Punk pioneer Smith’s memoir recounts her creative and romantic relationship with the controversial photographer Robert Mapplethorpe in 1960s and ’70s New York. Laura Miller writes that, “Although Just Kids is Smith’s tribute to Mapplethorpe, she’s the more arresting character of the pair” and that this is “a book utterly lacking in irony or sophisticated cynicism.” In a profile of Smith for New York, Vanessa Grigoriadis calls Just Kids “a classic, a romance about becoming an artist in the city, written in a spare, simple style of boyhood memoirs like Frank Conroy’s Stop-Time.”

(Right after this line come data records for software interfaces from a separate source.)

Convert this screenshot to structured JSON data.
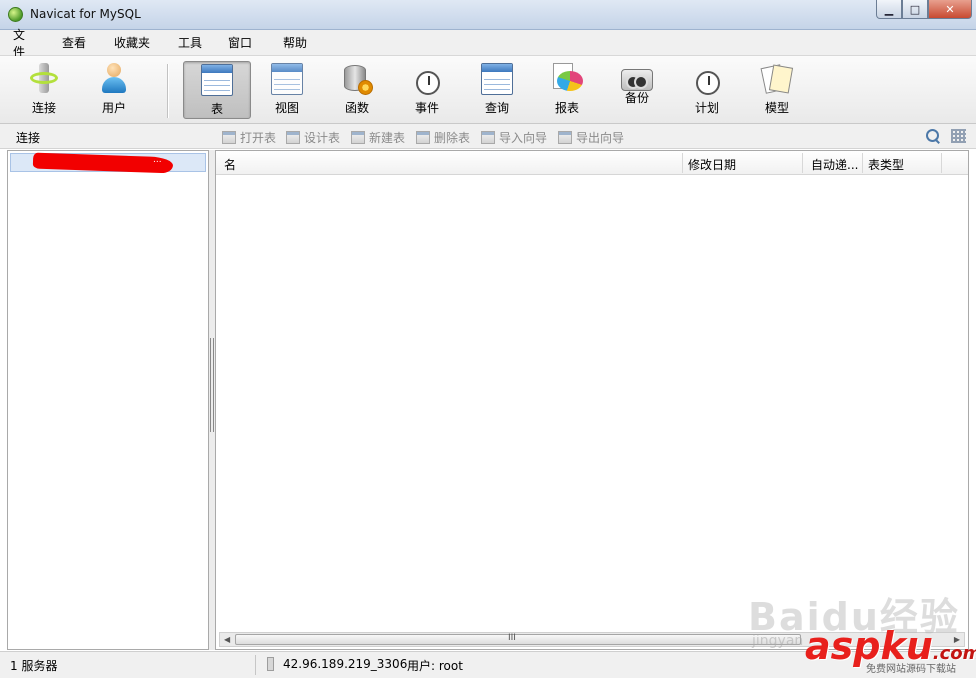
{
  "window": {
    "title": "Navicat for MySQL",
    "min": "▁",
    "max": "□",
    "close": "✕"
  },
  "menu": [
    "文件",
    "查看",
    "收藏夹",
    "工具",
    "窗口",
    "帮助"
  ],
  "toolbar": {
    "connect": "连接",
    "user": "用户",
    "table": "表",
    "view": "视图",
    "function": "函数",
    "event": "事件",
    "query": "查询",
    "report": "报表",
    "backup": "备份",
    "schedule": "计划",
    "model": "模型",
    "active": "table"
  },
  "subbar": {
    "connection_label": "连接",
    "open_table": "打开表",
    "design_table": "设计表",
    "new_table": "新建表",
    "delete_table": "删除表",
    "import_wizard": "导入向导",
    "export_wizard": "导出向导"
  },
  "tree": {
    "connection_label": "..."
  },
  "table": {
    "columns": [
      "名",
      "修改日期",
      "自动递...",
      "表类型"
    ],
    "rows": [],
    "scroll_grip": "III"
  },
  "status": {
    "server_count": "1 服务器",
    "host": "42.96.189.219_3306",
    "user": "用户: root"
  },
  "watermark": {
    "baidu": "Baidu经验",
    "jingyan": "jingyan",
    "aspku": "aspku",
    "aspku_suffix": ".com",
    "sub": "免费网站源码下载站"
  },
  "colors": {
    "accent": "#3e78be",
    "redaction": "#f20000",
    "aspku_red": "#e8201c"
  },
  "icons": [
    "connect-icon",
    "user-icon",
    "table-icon",
    "view-icon",
    "function-icon",
    "event-icon",
    "query-icon",
    "report-icon",
    "backup-icon",
    "schedule-icon",
    "model-icon",
    "search-icon",
    "grid-icon"
  ]
}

In Time Out New York, the wonderfully named Raven Snook says that “the two budding artists come off as incredibly creative and naive geeks who hit the Big Apple in the late ’60s” and that in addition to its other strengths, “Just Kids is also chock-full of amazing anecdotes starring the era’s glitterati—Andy Warhol and the Factory divas, William Burroughs, Jimi Hendrix, Sam Shepard, Janis Joplin, Allen Ginsberg. In the end, it’s not just an ode to Mapplethorpe, but a love letter to New York City’s ’70s art scene itself.” Naming the book one of the best of the month at Amazon, Tom Nissley writes that it’s “tender and artful, open-eyed but surprisingly decorous, with the oracular style familiar from her anthems like ‘Because the Night,’ ‘Gloria,’ and ‘Dancing Barefoot’ balanced by her powers of observation and memory for everyday details like the price of automat sandwiches and the shabby, welcoming fellow bohemians of the Chelsea Hotel, among whose ranks these baby Rimbauds found their way.”
Rolling Stone has an excerpt from the book.
Just Kids by Patti Smith
Ecco, 304 pp., $27.00